--- Dataset entries ---

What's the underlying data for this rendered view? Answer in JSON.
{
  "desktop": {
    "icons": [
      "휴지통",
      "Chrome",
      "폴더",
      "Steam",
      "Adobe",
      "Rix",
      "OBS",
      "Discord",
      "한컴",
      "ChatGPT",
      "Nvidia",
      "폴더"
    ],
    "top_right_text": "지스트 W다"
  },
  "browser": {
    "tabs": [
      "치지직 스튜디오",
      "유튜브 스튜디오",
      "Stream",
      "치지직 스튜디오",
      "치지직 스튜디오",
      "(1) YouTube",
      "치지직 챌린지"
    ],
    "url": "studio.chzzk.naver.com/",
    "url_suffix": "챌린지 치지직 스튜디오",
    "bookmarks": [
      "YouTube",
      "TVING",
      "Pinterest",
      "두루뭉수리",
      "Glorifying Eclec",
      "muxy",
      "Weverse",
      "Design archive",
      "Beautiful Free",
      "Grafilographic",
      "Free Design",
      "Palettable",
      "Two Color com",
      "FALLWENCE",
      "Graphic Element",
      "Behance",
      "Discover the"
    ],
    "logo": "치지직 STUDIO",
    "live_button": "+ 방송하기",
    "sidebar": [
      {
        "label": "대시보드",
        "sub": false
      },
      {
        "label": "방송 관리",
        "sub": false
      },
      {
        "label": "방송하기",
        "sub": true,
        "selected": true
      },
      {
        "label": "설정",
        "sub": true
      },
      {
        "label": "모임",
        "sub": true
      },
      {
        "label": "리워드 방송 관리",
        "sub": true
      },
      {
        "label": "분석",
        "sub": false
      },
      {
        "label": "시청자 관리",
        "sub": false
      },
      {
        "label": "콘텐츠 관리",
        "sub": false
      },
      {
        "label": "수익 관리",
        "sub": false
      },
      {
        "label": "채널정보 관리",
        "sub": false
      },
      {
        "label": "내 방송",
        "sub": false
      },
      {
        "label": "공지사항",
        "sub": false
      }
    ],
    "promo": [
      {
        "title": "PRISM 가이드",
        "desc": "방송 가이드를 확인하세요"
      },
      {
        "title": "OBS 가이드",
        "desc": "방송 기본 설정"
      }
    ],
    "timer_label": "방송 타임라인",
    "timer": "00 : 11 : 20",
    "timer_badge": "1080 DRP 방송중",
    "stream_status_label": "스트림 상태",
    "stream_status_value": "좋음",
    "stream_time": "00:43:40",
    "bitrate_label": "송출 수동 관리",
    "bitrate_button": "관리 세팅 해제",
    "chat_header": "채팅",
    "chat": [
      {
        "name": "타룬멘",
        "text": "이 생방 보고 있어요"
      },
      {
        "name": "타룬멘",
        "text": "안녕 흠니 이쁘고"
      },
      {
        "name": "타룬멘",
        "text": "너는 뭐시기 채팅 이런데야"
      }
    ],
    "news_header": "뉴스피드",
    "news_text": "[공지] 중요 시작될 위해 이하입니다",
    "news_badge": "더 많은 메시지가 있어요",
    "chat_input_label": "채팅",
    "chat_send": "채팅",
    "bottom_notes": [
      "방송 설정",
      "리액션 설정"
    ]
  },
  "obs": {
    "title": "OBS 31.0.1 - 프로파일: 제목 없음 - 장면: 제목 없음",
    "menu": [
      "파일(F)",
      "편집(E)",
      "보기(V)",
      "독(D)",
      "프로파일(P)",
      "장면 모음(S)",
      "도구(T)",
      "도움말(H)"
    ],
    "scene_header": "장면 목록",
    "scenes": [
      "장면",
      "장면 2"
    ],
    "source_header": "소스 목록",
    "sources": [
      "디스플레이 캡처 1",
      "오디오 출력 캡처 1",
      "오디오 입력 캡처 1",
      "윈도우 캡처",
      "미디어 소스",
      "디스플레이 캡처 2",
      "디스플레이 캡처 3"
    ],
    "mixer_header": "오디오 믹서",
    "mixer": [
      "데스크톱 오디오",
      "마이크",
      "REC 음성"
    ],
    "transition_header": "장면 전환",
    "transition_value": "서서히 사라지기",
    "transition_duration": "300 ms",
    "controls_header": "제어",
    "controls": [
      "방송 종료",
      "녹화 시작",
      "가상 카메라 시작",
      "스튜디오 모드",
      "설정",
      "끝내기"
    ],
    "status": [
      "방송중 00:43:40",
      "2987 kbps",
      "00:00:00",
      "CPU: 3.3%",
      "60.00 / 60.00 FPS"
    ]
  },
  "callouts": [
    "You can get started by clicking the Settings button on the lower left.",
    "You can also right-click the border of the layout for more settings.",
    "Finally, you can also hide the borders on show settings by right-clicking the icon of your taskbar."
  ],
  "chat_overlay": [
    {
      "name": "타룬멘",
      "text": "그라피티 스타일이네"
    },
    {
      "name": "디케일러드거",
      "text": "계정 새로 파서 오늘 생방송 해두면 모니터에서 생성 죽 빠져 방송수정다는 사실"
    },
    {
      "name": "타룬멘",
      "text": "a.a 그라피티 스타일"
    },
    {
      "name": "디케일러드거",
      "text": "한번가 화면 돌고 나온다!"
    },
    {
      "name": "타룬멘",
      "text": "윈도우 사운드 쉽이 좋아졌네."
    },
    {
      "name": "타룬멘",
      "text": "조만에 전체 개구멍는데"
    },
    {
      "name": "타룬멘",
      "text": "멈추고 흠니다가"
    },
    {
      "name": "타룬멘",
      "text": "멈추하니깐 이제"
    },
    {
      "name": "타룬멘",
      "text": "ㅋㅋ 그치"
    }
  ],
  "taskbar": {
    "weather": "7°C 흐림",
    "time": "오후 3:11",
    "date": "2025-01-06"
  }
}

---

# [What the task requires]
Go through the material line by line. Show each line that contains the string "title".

# [Exercise output]
        "title": "PRISM 가이드",
        "title": "OBS 가이드",
    "title": "OBS 31.0.1 - 프로파일: 제목 없음 - 장면: 제목 없음",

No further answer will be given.